• **Instructions for the task**
Please look for the string "Branch" below and report every line in which it occurs.

(Collected data)
• • •

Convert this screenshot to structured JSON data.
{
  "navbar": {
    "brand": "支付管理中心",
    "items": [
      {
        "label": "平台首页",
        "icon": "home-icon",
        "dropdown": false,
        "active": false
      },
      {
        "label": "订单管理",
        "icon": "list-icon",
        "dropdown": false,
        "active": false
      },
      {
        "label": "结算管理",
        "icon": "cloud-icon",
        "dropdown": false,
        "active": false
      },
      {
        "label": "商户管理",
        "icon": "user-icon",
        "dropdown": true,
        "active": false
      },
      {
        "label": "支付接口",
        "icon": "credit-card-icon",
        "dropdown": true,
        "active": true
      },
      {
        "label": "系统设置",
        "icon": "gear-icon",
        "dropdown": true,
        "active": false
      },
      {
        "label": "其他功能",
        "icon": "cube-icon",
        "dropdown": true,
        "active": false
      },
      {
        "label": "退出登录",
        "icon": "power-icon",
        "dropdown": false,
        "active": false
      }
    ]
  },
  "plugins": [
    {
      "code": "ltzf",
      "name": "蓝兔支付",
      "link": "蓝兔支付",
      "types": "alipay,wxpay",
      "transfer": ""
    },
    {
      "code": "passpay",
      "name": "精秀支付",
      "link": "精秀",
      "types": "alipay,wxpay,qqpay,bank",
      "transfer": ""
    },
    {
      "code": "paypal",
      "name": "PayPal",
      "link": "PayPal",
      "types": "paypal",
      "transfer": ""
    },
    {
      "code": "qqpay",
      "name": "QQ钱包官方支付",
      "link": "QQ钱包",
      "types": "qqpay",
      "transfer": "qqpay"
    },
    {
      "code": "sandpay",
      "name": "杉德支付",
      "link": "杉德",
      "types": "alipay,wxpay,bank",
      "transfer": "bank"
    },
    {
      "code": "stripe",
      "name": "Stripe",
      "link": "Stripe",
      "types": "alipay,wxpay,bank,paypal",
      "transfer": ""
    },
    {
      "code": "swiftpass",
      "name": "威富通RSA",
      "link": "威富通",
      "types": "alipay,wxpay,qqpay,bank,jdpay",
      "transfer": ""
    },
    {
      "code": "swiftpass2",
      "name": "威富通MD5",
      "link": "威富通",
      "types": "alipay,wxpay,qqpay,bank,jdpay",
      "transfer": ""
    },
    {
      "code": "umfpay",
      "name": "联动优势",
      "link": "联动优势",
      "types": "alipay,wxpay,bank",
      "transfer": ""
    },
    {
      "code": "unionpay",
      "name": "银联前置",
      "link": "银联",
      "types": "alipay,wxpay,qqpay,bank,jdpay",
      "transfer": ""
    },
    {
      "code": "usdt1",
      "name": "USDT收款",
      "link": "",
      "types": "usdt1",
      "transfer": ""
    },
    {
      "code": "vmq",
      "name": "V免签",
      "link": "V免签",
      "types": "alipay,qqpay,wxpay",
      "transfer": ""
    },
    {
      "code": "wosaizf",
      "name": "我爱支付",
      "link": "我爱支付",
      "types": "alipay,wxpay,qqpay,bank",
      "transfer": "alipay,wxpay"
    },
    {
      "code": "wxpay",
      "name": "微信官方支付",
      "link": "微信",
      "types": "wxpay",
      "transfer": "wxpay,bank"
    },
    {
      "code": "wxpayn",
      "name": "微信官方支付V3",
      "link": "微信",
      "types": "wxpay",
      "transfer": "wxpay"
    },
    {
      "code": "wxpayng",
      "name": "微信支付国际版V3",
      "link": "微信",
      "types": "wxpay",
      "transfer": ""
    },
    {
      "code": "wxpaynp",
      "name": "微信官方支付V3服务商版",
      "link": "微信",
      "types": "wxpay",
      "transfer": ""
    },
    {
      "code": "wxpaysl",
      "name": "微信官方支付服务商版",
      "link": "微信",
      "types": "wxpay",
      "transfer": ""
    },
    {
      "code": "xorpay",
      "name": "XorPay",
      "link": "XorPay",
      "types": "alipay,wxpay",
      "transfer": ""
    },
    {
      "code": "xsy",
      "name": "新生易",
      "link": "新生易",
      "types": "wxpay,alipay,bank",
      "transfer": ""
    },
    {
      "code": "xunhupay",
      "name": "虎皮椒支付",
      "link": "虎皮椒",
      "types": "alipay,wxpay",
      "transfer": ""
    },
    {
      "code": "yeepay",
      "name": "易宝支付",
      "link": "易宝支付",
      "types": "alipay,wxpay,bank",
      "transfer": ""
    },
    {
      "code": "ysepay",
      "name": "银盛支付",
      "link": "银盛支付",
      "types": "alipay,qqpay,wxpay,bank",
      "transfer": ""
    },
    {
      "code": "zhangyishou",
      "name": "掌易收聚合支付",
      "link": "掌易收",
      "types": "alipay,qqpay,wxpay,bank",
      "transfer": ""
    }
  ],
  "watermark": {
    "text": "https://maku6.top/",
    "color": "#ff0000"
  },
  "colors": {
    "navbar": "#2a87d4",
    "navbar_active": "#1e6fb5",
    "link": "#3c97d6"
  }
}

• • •

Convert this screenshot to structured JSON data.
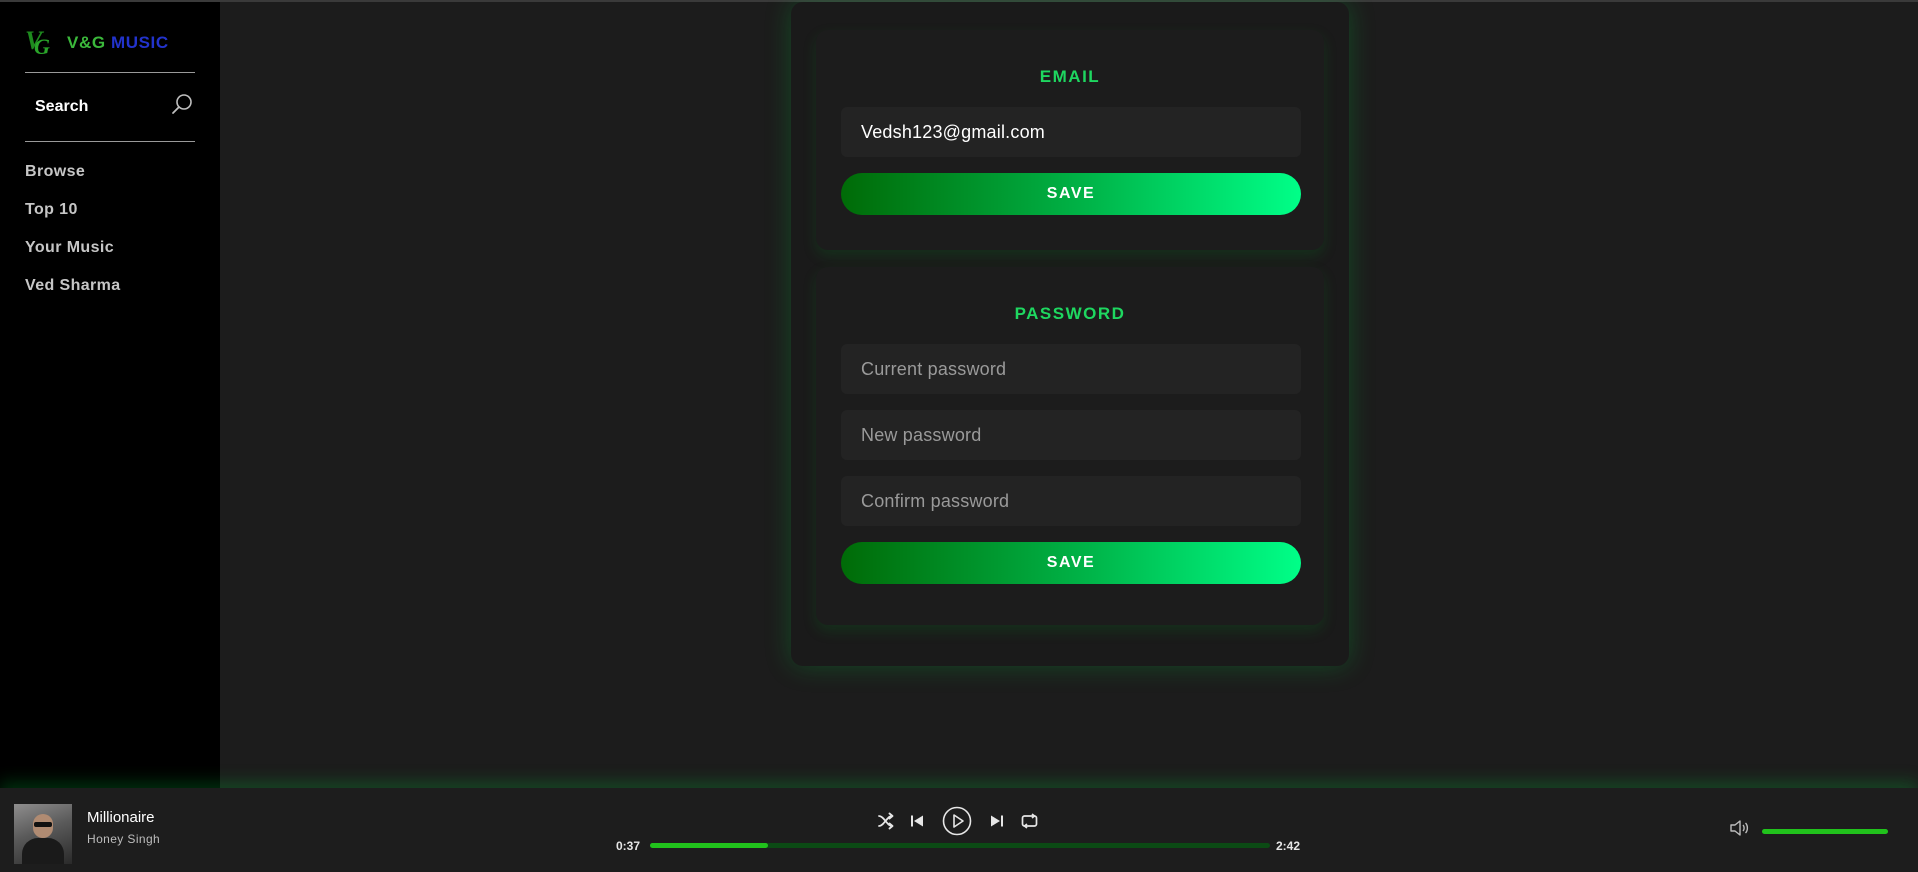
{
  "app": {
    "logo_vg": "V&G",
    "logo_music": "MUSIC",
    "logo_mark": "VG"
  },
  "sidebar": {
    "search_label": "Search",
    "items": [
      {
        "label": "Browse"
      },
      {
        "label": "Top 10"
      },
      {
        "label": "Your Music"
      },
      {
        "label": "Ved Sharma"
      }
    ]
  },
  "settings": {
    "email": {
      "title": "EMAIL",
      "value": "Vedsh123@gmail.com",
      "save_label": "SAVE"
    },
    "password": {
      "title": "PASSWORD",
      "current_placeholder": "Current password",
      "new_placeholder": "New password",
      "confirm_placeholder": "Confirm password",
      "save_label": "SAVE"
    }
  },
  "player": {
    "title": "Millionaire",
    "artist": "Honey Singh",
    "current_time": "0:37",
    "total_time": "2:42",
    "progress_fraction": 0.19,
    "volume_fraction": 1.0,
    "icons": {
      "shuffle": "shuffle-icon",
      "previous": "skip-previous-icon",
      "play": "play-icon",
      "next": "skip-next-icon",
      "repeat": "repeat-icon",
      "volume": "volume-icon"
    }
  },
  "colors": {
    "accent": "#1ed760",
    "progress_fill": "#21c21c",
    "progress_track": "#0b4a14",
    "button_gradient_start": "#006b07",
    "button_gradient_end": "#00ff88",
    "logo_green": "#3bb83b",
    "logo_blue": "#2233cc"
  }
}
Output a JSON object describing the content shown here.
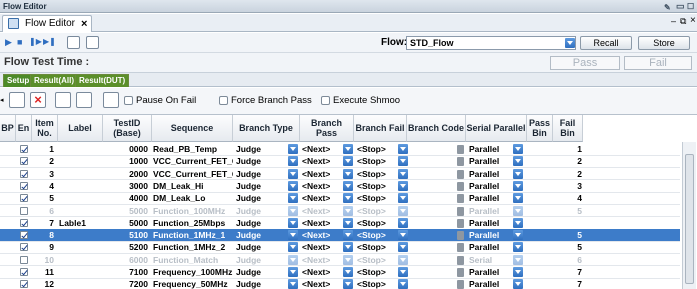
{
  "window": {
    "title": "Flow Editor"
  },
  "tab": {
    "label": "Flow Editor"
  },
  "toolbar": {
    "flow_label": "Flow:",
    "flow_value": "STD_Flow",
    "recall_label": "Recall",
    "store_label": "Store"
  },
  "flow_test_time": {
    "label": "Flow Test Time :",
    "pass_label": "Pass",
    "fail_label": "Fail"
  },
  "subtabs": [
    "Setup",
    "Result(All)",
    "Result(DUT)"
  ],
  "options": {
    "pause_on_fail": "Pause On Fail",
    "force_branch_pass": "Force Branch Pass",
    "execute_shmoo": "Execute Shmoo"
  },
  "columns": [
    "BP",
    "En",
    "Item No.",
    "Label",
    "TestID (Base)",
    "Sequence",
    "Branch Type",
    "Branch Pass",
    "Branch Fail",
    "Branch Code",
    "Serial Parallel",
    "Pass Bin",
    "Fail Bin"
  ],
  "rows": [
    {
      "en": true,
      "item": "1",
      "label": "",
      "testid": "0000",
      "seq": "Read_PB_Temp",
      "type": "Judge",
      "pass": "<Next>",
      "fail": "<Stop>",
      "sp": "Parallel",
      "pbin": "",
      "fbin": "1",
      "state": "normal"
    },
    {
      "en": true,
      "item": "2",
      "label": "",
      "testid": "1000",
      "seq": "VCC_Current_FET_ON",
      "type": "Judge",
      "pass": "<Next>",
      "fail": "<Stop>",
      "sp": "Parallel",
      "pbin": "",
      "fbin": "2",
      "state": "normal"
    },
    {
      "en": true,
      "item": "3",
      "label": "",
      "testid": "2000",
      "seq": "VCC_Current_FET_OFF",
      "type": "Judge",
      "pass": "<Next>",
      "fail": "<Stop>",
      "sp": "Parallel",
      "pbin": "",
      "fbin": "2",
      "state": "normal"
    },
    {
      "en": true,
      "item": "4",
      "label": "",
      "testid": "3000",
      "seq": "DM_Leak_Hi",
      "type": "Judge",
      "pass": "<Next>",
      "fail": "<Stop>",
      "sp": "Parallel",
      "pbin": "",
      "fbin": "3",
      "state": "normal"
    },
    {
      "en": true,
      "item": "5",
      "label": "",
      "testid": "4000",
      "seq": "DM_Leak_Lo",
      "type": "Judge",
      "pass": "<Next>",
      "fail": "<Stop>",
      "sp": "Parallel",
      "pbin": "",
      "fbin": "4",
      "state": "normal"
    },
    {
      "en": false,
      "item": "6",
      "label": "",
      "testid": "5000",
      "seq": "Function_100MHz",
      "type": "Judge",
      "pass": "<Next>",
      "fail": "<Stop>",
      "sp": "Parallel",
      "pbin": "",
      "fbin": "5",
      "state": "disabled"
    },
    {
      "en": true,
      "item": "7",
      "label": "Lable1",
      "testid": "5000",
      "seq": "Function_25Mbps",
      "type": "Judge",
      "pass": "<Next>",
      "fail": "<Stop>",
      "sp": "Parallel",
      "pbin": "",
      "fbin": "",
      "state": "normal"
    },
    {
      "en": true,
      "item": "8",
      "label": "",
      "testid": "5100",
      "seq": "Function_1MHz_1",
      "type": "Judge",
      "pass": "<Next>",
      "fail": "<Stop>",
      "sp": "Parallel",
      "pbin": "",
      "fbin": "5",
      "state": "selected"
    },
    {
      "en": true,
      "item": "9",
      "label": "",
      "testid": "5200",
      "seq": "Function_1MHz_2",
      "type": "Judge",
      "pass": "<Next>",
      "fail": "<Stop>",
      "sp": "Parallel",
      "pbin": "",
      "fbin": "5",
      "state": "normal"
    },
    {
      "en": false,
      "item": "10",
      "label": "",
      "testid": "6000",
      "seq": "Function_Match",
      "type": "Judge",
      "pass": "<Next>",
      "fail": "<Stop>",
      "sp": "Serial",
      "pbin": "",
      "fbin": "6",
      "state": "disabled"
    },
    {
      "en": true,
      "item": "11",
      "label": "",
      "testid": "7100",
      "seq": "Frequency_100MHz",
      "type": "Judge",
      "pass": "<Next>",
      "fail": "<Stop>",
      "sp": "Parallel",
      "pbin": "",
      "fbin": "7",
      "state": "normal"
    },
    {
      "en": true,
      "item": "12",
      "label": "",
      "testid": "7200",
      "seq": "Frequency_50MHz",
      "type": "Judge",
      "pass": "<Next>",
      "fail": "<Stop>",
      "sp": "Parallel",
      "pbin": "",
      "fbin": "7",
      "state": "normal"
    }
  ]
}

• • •

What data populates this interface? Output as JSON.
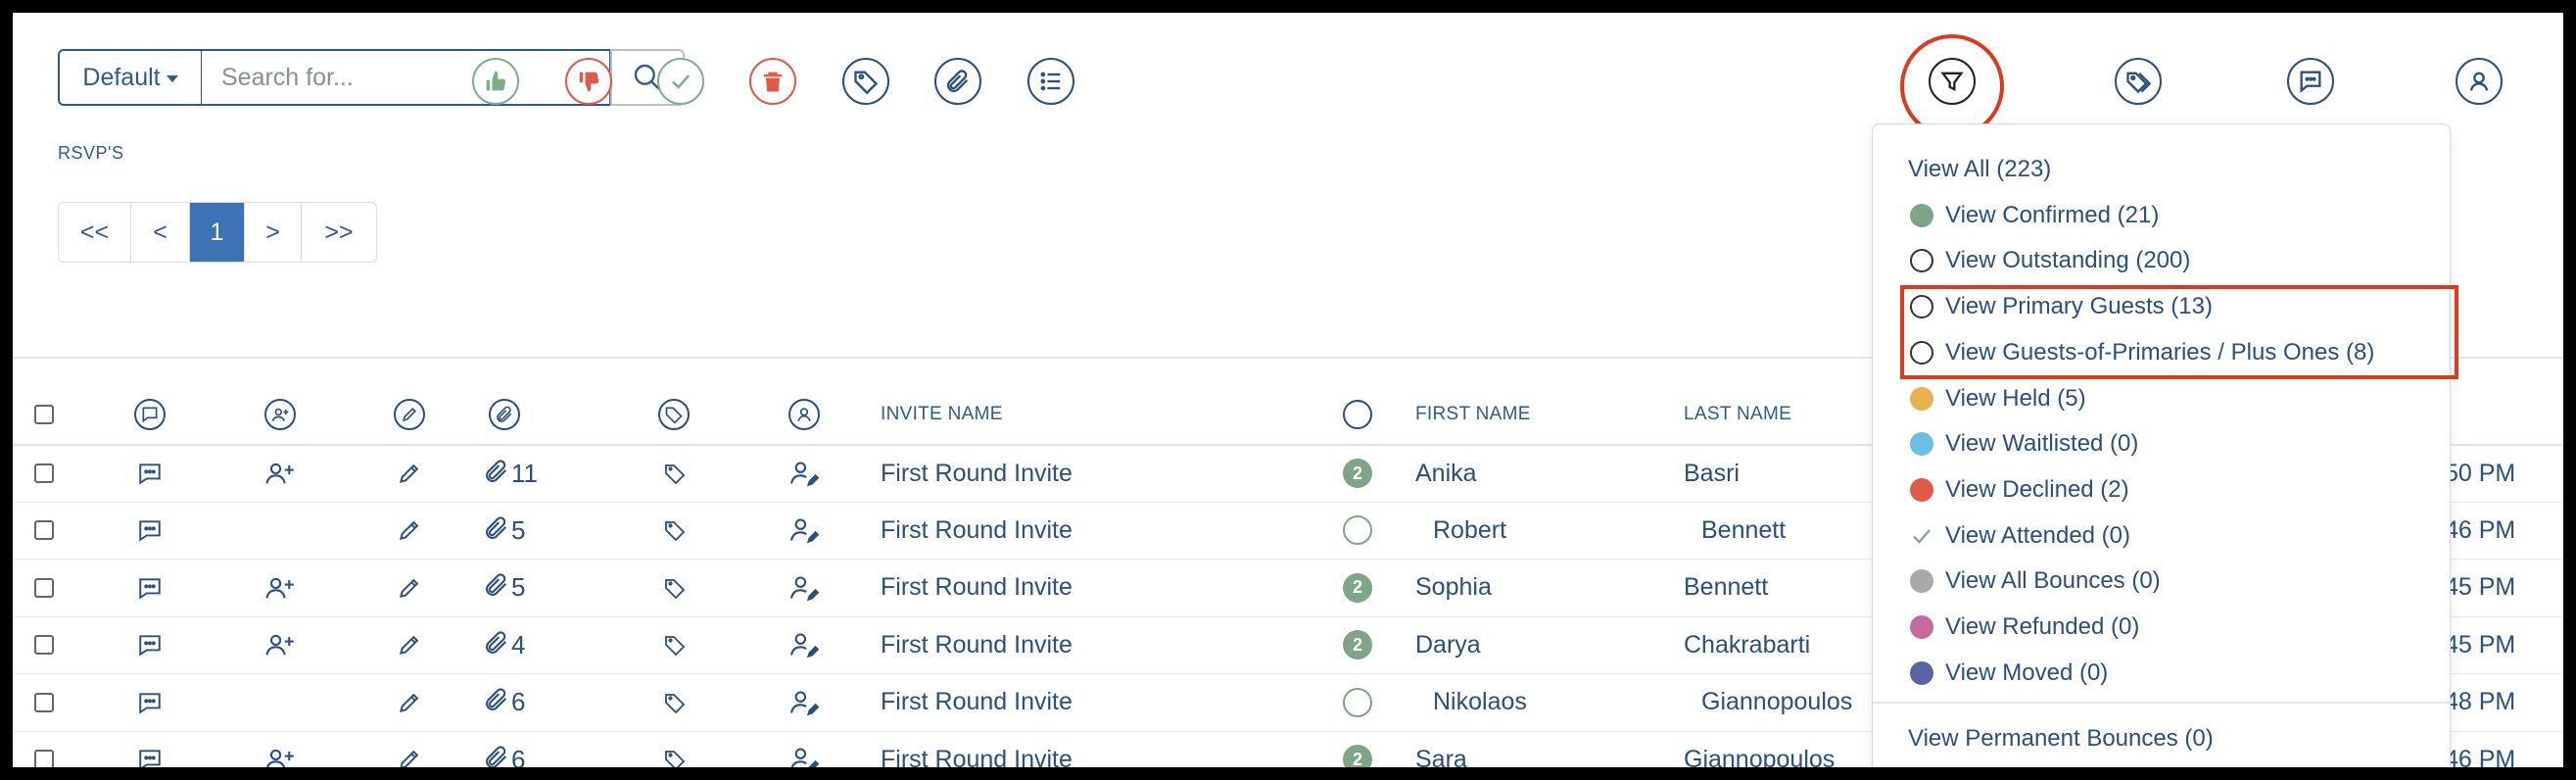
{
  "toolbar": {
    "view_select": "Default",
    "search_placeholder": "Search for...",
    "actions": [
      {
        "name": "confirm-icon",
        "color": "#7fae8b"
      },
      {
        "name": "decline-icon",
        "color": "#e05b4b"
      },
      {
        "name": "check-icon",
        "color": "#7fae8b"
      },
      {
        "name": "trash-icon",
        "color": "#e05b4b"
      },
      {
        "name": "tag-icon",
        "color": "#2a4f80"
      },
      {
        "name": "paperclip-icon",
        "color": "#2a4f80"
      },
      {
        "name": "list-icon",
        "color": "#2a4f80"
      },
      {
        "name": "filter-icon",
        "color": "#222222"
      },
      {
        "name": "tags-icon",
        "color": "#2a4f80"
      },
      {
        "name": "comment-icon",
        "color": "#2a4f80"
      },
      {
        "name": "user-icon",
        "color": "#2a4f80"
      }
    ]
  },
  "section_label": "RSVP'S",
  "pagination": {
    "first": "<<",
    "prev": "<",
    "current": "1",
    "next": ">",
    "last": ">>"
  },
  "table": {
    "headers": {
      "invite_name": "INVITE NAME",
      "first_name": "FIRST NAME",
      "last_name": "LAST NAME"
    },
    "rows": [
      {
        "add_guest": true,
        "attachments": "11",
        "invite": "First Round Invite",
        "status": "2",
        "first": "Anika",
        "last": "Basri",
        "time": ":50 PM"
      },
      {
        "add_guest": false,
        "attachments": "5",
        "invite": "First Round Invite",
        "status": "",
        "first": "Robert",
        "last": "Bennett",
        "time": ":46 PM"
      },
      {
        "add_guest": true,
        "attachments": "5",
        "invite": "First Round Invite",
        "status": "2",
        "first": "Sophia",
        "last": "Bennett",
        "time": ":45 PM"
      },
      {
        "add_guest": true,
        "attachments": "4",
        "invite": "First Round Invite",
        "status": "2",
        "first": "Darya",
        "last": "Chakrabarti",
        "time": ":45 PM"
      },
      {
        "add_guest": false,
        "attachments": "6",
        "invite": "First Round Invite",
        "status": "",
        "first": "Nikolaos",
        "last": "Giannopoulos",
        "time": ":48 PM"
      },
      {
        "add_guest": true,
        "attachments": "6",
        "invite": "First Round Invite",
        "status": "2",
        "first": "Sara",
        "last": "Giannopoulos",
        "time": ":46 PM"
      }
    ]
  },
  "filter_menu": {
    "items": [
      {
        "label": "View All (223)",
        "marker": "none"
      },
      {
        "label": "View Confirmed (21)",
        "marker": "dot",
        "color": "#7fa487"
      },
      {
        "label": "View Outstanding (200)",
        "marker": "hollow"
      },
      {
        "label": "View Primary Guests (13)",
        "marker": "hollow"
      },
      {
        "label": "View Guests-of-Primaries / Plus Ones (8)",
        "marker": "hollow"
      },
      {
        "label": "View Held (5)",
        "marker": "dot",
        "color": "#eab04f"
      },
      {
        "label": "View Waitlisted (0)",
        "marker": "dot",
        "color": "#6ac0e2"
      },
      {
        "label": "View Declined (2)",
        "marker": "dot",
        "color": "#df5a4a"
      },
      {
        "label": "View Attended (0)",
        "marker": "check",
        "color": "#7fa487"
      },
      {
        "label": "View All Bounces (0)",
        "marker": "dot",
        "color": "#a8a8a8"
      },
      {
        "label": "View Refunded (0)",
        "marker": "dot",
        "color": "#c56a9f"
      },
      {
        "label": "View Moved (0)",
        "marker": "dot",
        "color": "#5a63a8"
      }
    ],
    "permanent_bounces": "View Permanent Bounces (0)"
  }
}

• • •

• **Written solution**
    "force_branch_pass": "Force Branch Pass",
    "Branch Type",
    "Branch Pass",
    "Branch Fail",
    "Branch Code",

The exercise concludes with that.